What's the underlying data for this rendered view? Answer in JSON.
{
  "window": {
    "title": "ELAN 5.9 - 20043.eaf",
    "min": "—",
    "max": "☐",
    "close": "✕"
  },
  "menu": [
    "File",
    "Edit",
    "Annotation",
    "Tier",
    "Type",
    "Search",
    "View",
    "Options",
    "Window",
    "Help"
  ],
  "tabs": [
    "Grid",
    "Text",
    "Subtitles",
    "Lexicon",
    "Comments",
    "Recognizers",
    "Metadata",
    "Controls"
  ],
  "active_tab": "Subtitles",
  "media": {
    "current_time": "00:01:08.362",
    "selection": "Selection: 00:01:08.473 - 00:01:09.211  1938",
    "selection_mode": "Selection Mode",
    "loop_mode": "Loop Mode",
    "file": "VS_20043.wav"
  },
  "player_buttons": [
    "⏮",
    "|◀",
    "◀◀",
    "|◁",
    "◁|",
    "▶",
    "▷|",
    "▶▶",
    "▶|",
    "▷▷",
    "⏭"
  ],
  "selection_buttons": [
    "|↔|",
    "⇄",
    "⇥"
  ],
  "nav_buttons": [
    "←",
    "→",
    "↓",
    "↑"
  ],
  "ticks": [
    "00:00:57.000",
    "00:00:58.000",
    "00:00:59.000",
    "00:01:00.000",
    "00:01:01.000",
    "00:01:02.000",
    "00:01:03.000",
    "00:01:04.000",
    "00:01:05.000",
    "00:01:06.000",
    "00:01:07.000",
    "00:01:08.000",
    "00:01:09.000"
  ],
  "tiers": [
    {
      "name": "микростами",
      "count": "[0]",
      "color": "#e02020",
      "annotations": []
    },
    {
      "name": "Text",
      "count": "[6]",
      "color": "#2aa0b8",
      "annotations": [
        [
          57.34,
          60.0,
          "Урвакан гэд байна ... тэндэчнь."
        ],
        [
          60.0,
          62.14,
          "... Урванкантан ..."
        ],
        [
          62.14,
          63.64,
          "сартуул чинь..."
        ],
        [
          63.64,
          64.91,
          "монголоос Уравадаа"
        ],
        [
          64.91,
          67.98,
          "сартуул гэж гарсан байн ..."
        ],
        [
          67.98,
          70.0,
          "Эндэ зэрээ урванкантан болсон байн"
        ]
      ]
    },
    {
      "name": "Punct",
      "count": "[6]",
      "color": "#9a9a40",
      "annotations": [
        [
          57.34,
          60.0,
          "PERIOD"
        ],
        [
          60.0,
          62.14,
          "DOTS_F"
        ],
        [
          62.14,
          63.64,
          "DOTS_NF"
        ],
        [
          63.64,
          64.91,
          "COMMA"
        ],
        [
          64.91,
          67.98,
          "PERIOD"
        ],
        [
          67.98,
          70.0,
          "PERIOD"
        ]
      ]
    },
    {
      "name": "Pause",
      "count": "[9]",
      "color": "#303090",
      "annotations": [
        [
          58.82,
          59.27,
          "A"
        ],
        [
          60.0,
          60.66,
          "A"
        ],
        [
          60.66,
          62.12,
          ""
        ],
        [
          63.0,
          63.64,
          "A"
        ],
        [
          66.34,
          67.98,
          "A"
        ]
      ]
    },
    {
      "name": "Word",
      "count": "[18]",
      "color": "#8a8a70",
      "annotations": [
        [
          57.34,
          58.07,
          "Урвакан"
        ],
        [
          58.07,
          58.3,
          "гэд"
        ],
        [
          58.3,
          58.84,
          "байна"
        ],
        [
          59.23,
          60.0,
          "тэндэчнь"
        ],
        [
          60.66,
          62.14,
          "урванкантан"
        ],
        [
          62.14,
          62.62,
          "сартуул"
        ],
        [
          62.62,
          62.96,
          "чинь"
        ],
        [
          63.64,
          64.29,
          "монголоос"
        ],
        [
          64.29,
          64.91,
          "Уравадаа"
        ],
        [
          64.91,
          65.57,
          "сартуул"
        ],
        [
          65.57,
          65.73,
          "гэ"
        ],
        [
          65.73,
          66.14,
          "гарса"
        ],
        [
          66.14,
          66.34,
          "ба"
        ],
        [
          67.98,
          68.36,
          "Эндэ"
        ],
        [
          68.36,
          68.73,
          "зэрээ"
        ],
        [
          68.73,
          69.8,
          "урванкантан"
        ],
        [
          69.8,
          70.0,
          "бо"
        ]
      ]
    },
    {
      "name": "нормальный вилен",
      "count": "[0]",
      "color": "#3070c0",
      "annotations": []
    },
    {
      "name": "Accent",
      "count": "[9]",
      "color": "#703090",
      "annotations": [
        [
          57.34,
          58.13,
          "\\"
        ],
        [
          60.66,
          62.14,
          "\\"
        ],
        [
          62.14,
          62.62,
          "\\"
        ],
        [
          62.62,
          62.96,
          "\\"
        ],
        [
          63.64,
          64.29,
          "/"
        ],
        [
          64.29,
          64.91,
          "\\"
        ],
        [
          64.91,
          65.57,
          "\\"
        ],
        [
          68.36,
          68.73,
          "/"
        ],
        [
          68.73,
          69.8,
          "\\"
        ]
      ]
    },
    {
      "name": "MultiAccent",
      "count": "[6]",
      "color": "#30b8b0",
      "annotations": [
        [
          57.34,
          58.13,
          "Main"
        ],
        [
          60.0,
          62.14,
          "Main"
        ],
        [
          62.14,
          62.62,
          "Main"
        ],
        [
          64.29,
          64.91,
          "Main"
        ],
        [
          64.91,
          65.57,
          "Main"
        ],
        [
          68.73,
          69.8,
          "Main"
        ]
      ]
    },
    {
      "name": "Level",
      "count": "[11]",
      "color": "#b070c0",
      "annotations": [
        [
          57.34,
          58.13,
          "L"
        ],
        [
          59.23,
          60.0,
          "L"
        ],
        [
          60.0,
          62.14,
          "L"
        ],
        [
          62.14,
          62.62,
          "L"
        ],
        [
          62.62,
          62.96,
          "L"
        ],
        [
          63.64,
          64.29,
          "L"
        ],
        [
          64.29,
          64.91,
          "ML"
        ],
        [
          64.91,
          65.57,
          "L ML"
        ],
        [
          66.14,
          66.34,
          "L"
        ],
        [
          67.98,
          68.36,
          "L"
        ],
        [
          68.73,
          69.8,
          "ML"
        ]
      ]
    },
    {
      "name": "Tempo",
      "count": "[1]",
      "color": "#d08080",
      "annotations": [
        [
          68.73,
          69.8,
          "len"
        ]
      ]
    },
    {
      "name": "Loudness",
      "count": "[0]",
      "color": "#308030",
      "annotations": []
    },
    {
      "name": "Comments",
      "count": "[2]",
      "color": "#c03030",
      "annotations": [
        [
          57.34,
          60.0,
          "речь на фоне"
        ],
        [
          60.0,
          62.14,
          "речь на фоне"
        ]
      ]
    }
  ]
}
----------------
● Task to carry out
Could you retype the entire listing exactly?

● Result of this task
What's the underlying data for this rendered view? Answer in JSON.
{
  "window": {
    "title": "ELAN 5.9 - 20043.eaf",
    "min": "—",
    "max": "☐",
    "close": "✕"
  },
  "menu": [
    "File",
    "Edit",
    "Annotation",
    "Tier",
    "Type",
    "Search",
    "View",
    "Options",
    "Window",
    "Help"
  ],
  "tabs": [
    "Grid",
    "Text",
    "Subtitles",
    "Lexicon",
    "Comments",
    "Recognizers",
    "Metadata",
    "Controls"
  ],
  "active_tab": "Subtitles",
  "media": {
    "current_time": "00:01:08.362",
    "selection": "Selection: 00:01:08.473 - 00:01:09.211  1938",
    "selection_mode": "Selection Mode",
    "loop_mode": "Loop Mode",
    "file": "VS_20043.wav"
  },
  "player_buttons": [
    "⏮",
    "|◀",
    "◀◀",
    "|◁",
    "◁|",
    "▶",
    "▷|",
    "▶▶",
    "▶|",
    "▷▷",
    "⏭"
  ],
  "selection_buttons": [
    "|↔|",
    "⇄",
    "⇥"
  ],
  "nav_buttons": [
    "←",
    "→",
    "↓",
    "↑"
  ],
  "ticks": [
    "00:00:57.000",
    "00:00:58.000",
    "00:00:59.000",
    "00:01:00.000",
    "00:01:01.000",
    "00:01:02.000",
    "00:01:03.000",
    "00:01:04.000",
    "00:01:05.000",
    "00:01:06.000",
    "00:01:07.000",
    "00:01:08.000",
    "00:01:09.000"
  ],
  "tiers": [
    {
      "name": "микростами",
      "count": "[0]",
      "color": "#e02020",
      "annotations": []
    },
    {
      "name": "Text",
      "count": "[6]",
      "color": "#2aa0b8",
      "annotations": [
        [
          57.34,
          60.0,
          "Урвакан гэд байна ... тэндэчнь."
        ],
        [
          60.0,
          62.14,
          "... Урванкантан ..."
        ],
        [
          62.14,
          63.64,
          "сартуул чинь..."
        ],
        [
          63.64,
          64.91,
          "монголоос Уравадаа"
        ],
        [
          64.91,
          67.98,
          "сартуул гэж гарсан байн ..."
        ],
        [
          67.98,
          70.0,
          "Эндэ зэрээ урванкантан болсон байн"
        ]
      ]
    },
    {
      "name": "Punct",
      "count": "[6]",
      "color": "#9a9a40",
      "annotations": [
        [
          57.34,
          60.0,
          "PERIOD"
        ],
        [
          60.0,
          62.14,
          "DOTS_F"
        ],
        [
          62.14,
          63.64,
          "DOTS_NF"
        ],
        [
          63.64,
          64.91,
          "COMMA"
        ],
        [
          64.91,
          67.98,
          "PERIOD"
        ],
        [
          67.98,
          70.0,
          "PERIOD"
        ]
      ]
    },
    {
      "name": "Pause",
      "count": "[9]",
      "color": "#303090",
      "annotations": [
        [
          58.82,
          59.27,
          "A"
        ],
        [
          60.0,
          60.66,
          "A"
        ],
        [
          60.66,
          62.12,
          ""
        ],
        [
          63.0,
          63.64,
          "A"
        ],
        [
          66.34,
          67.98,
          "A"
        ]
      ]
    },
    {
      "name": "Word",
      "count": "[18]",
      "color": "#8a8a70",
      "annotations": [
        [
          57.34,
          58.07,
          "Урвакан"
        ],
        [
          58.07,
          58.3,
          "гэд"
        ],
        [
          58.3,
          58.84,
          "байна"
        ],
        [
          59.23,
          60.0,
          "тэндэчнь"
        ],
        [
          60.66,
          62.14,
          "урванкантан"
        ],
        [
          62.14,
          62.62,
          "сартуул"
        ],
        [
          62.62,
          62.96,
          "чинь"
        ],
        [
          63.64,
          64.29,
          "монголоос"
        ],
        [
          64.29,
          64.91,
          "Уравадаа"
        ],
        [
          64.91,
          65.57,
          "сартуул"
        ],
        [
          65.57,
          65.73,
          "гэ"
        ],
        [
          65.73,
          66.14,
          "гарса"
        ],
        [
          66.14,
          66.34,
          "ба"
        ],
        [
          67.98,
          68.36,
          "Эндэ"
        ],
        [
          68.36,
          68.73,
          "зэрээ"
        ],
        [
          68.73,
          69.8,
          "урванкантан"
        ],
        [
          69.8,
          70.0,
          "бо"
        ]
      ]
    },
    {
      "name": "нормальный вилен",
      "count": "[0]",
      "color": "#3070c0",
      "annotations": []
    },
    {
      "name": "Accent",
      "count": "[9]",
      "color": "#703090",
      "annotations": [
        [
          57.34,
          58.13,
          "\\"
        ],
        [
          60.66,
          62.14,
          "\\"
        ],
        [
          62.14,
          62.62,
          "\\"
        ],
        [
          62.62,
          62.96,
          "\\"
        ],
        [
          63.64,
          64.29,
          "/"
        ],
        [
          64.29,
          64.91,
          "\\"
        ],
        [
          64.91,
          65.57,
          "\\"
        ],
        [
          68.36,
          68.73,
          "/"
        ],
        [
          68.73,
          69.8,
          "\\"
        ]
      ]
    },
    {
      "name": "MultiAccent",
      "count": "[6]",
      "color": "#30b8b0",
      "annotations": [
        [
          57.34,
          58.13,
          "Main"
        ],
        [
          60.0,
          62.14,
          "Main"
        ],
        [
          62.14,
          62.62,
          "Main"
        ],
        [
          64.29,
          64.91,
          "Main"
        ],
        [
          64.91,
          65.57,
          "Main"
        ],
        [
          68.73,
          69.8,
          "Main"
        ]
      ]
    },
    {
      "name": "Level",
      "count": "[11]",
      "color": "#b070c0",
      "annotations": [
        [
          57.34,
          58.13,
          "L"
        ],
        [
          59.23,
          60.0,
          "L"
        ],
        [
          60.0,
          62.14,
          "L"
        ],
        [
          62.14,
          62.62,
          "L"
        ],
        [
          62.62,
          62.96,
          "L"
        ],
        [
          63.64,
          64.29,
          "L"
        ],
        [
          64.29,
          64.91,
          "ML"
        ],
        [
          64.91,
          65.57,
          "L ML"
        ],
        [
          66.14,
          66.34,
          "L"
        ],
        [
          67.98,
          68.36,
          "L"
        ],
        [
          68.73,
          69.8,
          "ML"
        ]
      ]
    },
    {
      "name": "Tempo",
      "count": "[1]",
      "color": "#d08080",
      "annotations": [
        [
          68.73,
          69.8,
          "len"
        ]
      ]
    },
    {
      "name": "Loudness",
      "count": "[0]",
      "color": "#308030",
      "annotations": []
    },
    {
      "name": "Comments",
      "count": "[2]",
      "color": "#c03030",
      "annotations": [
        [
          57.34,
          60.0,
          "речь на фоне"
        ],
        [
          60.0,
          62.14,
          "речь на фоне"
        ]
      ]
    }
  ]
}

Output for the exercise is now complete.